- EXERCISE REQUIREMENTS: Hunt through the entries for the word "深圳一大波岗位招人" and copy each line in which it appears.

*** SUPPLIED RECORDS ***

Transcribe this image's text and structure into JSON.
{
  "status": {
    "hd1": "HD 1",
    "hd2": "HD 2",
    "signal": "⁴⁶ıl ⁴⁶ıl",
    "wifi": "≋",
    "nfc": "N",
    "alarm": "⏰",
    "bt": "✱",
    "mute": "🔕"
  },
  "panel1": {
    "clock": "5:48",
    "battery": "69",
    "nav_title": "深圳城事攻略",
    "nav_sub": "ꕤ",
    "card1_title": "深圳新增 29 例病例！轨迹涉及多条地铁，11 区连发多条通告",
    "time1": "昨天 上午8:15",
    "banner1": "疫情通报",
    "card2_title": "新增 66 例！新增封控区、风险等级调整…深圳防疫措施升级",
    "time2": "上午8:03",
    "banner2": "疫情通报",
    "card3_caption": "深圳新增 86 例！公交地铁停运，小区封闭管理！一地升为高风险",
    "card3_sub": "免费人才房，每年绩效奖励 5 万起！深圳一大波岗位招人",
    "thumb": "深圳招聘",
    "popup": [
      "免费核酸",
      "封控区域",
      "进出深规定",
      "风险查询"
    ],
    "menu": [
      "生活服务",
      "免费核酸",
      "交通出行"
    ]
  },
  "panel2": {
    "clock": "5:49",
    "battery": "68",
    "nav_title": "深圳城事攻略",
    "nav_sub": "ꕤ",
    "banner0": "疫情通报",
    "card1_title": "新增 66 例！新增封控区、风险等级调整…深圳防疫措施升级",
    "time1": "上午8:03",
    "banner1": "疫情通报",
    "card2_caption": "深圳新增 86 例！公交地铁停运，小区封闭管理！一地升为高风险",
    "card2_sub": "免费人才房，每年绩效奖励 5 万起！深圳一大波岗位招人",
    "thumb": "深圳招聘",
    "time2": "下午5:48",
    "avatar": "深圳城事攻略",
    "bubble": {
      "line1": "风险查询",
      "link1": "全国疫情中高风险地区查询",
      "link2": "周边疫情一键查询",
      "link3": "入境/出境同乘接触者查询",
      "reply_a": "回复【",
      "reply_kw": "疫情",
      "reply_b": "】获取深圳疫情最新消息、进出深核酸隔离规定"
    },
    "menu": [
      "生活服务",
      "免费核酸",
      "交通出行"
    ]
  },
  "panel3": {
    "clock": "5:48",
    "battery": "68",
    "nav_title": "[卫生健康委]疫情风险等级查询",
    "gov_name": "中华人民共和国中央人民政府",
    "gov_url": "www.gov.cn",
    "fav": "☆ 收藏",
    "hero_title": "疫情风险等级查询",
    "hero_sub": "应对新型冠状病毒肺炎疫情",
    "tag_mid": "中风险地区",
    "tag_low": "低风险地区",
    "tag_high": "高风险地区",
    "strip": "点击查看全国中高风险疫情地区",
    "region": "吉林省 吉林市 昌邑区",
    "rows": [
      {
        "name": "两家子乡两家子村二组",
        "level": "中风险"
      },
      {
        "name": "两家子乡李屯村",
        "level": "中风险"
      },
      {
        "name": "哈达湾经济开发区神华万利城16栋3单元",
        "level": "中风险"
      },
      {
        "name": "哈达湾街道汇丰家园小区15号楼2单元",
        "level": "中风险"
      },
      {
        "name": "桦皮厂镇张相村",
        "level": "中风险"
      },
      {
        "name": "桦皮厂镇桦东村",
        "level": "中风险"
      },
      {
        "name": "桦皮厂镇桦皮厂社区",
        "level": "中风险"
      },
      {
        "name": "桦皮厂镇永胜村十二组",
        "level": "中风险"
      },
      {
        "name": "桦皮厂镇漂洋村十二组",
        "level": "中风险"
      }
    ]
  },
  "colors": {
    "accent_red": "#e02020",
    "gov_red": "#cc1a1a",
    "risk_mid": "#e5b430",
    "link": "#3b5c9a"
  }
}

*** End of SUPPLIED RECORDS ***

- EXERCISE ANSWER:
    "card3_sub": "免费人才房，每年绩效奖励 5 万起！深圳一大波岗位招人",
    "card2_sub": "免费人才房，每年绩效奖励 5 万起！深圳一大波岗位招人",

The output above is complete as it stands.